# Work instruction
Counting only lines below that hold "fill", give the total alone.

(Stored entries)
**********

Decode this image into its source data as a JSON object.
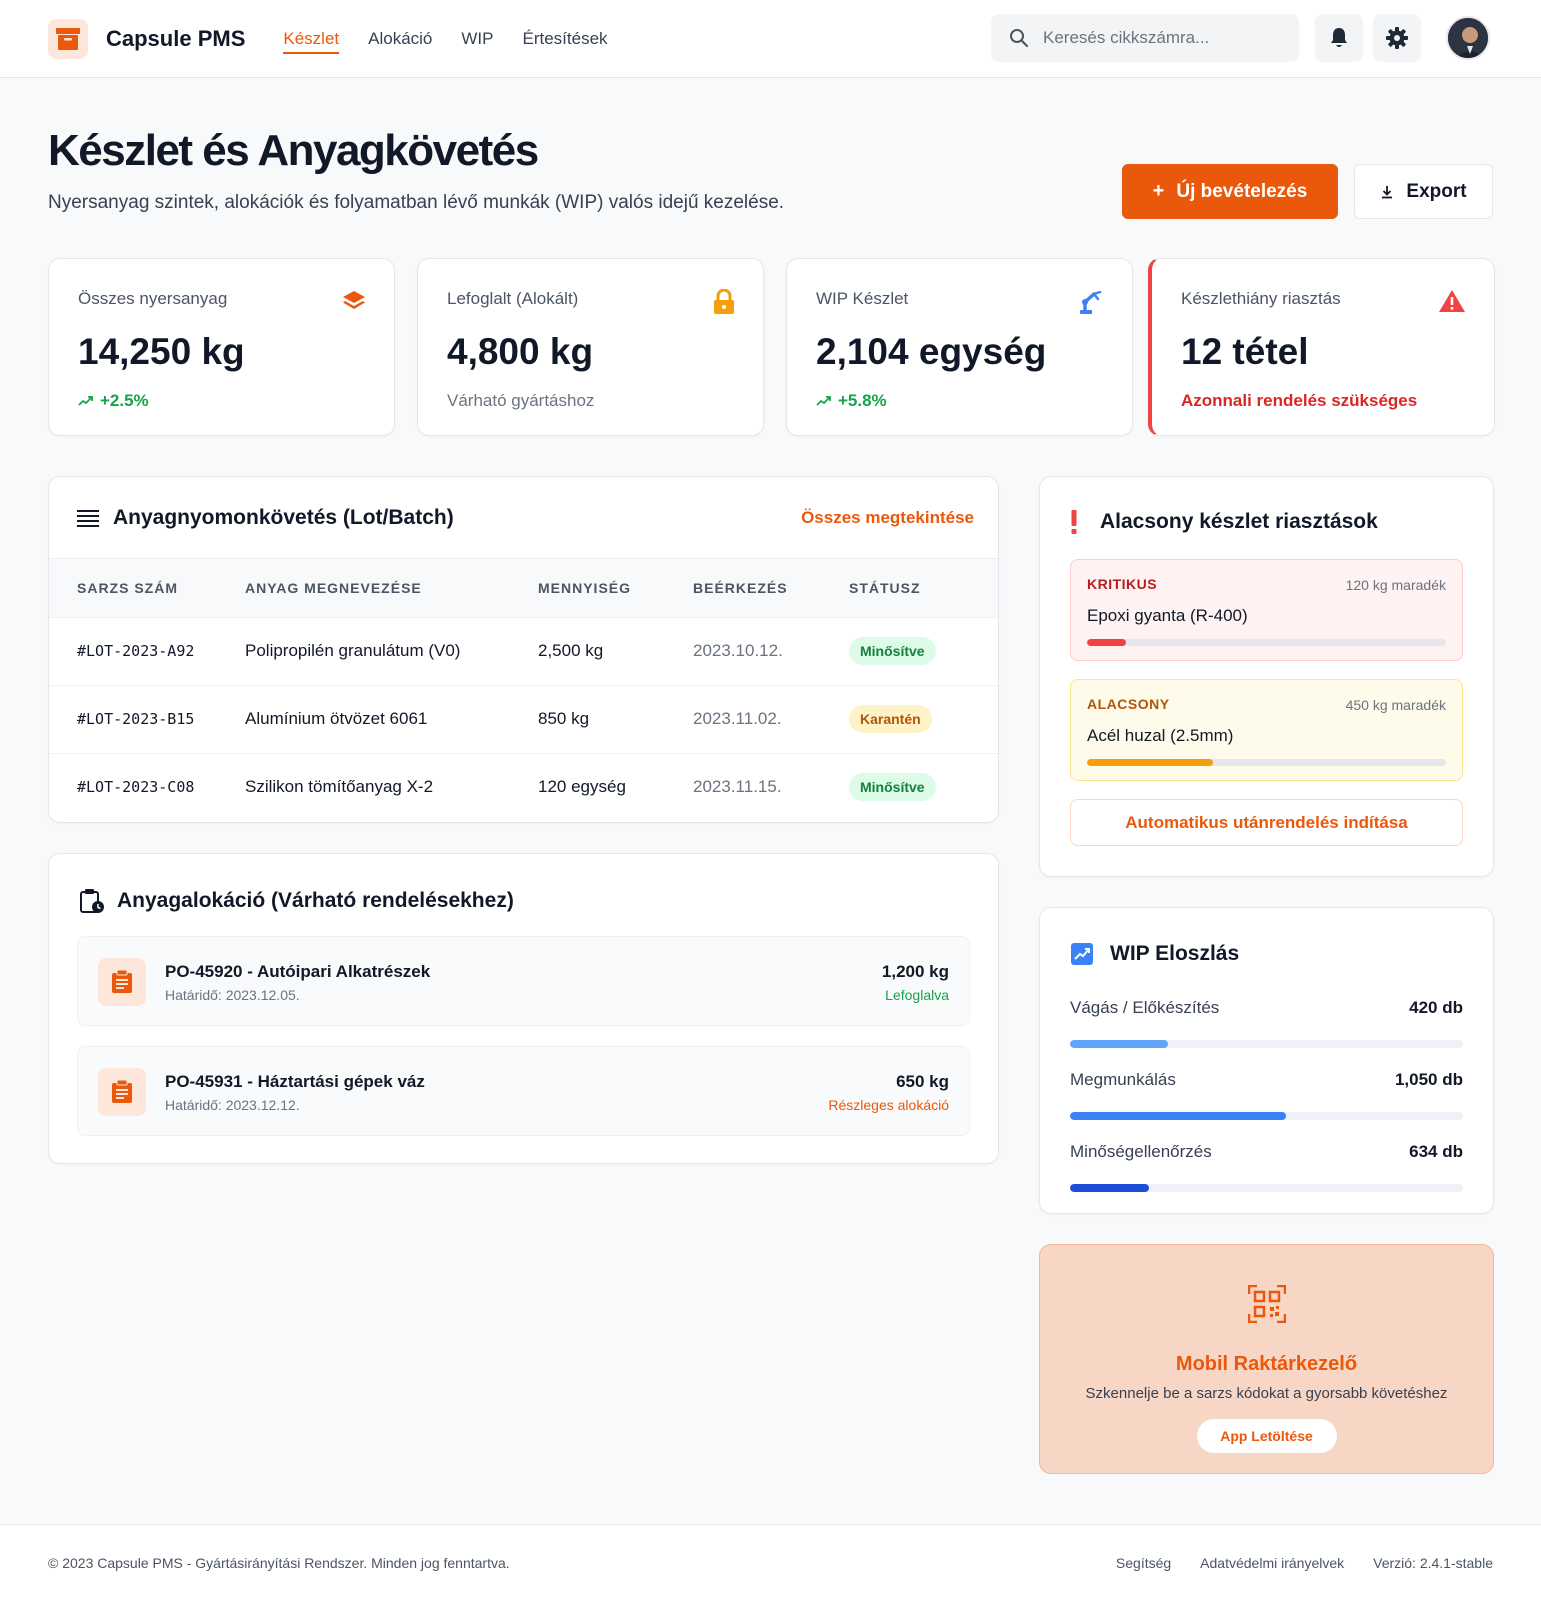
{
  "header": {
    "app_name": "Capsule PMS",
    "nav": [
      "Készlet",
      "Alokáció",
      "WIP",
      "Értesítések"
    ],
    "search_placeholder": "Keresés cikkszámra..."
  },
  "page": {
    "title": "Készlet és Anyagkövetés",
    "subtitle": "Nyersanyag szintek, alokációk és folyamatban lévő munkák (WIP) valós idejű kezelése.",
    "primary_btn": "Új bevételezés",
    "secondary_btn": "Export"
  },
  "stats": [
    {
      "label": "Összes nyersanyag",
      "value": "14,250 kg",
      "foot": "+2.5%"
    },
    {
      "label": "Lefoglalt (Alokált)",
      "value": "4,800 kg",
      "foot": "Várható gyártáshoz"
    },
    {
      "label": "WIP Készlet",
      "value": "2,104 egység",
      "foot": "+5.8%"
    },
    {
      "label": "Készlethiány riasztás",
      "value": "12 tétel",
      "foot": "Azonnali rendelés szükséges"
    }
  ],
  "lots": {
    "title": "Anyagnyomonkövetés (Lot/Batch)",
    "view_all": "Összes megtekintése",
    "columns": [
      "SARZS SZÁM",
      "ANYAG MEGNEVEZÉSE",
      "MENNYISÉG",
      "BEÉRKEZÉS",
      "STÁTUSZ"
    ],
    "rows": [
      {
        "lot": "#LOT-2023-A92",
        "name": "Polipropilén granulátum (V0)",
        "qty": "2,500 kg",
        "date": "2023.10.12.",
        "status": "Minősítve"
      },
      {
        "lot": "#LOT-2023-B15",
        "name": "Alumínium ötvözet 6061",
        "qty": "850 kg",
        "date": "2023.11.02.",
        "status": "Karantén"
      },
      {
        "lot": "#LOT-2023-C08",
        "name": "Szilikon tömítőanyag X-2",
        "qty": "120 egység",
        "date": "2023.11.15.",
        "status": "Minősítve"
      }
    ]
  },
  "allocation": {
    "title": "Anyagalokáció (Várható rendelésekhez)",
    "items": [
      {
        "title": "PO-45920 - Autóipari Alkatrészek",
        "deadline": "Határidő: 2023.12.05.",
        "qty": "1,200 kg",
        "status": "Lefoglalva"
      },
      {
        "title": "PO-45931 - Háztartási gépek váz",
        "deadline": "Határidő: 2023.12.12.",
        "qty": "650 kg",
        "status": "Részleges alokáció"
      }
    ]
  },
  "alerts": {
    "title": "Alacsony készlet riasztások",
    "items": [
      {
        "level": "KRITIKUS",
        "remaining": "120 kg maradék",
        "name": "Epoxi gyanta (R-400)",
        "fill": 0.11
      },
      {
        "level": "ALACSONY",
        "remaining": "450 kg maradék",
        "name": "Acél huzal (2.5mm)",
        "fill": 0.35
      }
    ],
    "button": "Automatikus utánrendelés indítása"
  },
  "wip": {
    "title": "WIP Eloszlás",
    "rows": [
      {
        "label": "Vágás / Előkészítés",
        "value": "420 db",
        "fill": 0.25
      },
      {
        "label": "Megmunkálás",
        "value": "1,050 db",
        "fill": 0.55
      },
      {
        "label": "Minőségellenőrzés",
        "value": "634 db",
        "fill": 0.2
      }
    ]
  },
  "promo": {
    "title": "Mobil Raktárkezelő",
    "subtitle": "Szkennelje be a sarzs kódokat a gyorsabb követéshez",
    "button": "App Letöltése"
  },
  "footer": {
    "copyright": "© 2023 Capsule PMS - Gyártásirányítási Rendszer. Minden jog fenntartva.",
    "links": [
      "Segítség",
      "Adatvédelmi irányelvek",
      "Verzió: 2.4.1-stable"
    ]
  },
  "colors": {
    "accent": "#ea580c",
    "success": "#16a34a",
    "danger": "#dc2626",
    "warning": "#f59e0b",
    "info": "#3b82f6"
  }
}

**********

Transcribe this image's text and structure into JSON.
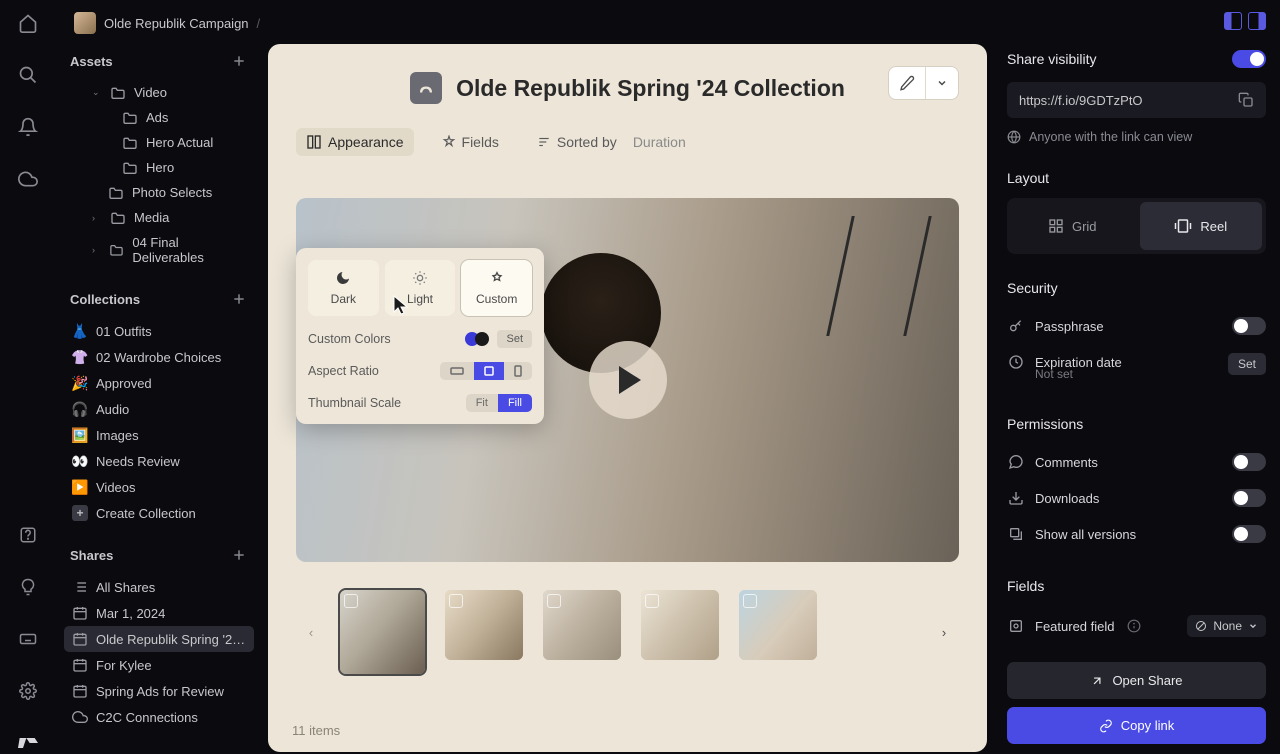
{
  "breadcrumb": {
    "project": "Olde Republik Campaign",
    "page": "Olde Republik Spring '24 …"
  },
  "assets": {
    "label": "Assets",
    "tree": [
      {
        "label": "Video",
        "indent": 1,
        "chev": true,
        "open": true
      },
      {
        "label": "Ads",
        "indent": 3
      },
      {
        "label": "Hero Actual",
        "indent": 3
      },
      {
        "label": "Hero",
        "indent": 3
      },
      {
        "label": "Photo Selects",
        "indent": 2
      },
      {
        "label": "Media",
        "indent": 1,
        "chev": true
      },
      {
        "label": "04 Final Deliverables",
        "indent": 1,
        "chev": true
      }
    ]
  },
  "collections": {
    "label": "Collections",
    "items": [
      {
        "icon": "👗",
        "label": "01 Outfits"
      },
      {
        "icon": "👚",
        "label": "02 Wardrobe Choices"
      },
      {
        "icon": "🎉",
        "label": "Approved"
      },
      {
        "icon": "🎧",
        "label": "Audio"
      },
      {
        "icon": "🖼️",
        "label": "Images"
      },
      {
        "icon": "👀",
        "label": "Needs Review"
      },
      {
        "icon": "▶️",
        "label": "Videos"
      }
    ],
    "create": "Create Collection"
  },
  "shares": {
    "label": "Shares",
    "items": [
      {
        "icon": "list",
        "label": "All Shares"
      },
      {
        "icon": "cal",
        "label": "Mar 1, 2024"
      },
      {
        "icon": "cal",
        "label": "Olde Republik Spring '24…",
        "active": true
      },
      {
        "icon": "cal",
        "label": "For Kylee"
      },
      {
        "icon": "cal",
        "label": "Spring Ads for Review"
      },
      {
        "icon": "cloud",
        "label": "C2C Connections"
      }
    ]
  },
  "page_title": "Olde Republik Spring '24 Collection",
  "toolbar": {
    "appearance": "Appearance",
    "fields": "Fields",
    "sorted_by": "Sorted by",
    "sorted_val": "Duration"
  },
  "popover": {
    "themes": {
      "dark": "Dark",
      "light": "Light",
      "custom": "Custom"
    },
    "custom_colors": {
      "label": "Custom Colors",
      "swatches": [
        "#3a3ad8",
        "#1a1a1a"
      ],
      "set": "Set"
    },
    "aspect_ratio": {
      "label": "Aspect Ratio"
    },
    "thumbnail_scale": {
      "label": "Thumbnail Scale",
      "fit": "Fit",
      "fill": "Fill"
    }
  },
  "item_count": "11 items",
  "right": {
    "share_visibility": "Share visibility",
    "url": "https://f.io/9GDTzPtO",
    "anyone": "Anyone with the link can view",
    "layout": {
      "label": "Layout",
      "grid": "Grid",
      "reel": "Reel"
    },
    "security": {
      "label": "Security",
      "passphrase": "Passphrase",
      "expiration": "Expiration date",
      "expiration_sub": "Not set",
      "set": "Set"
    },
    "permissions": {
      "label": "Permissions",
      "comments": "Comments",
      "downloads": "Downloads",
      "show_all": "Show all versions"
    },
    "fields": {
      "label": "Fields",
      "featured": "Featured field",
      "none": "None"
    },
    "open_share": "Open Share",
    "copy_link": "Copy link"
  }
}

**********

# Task output
6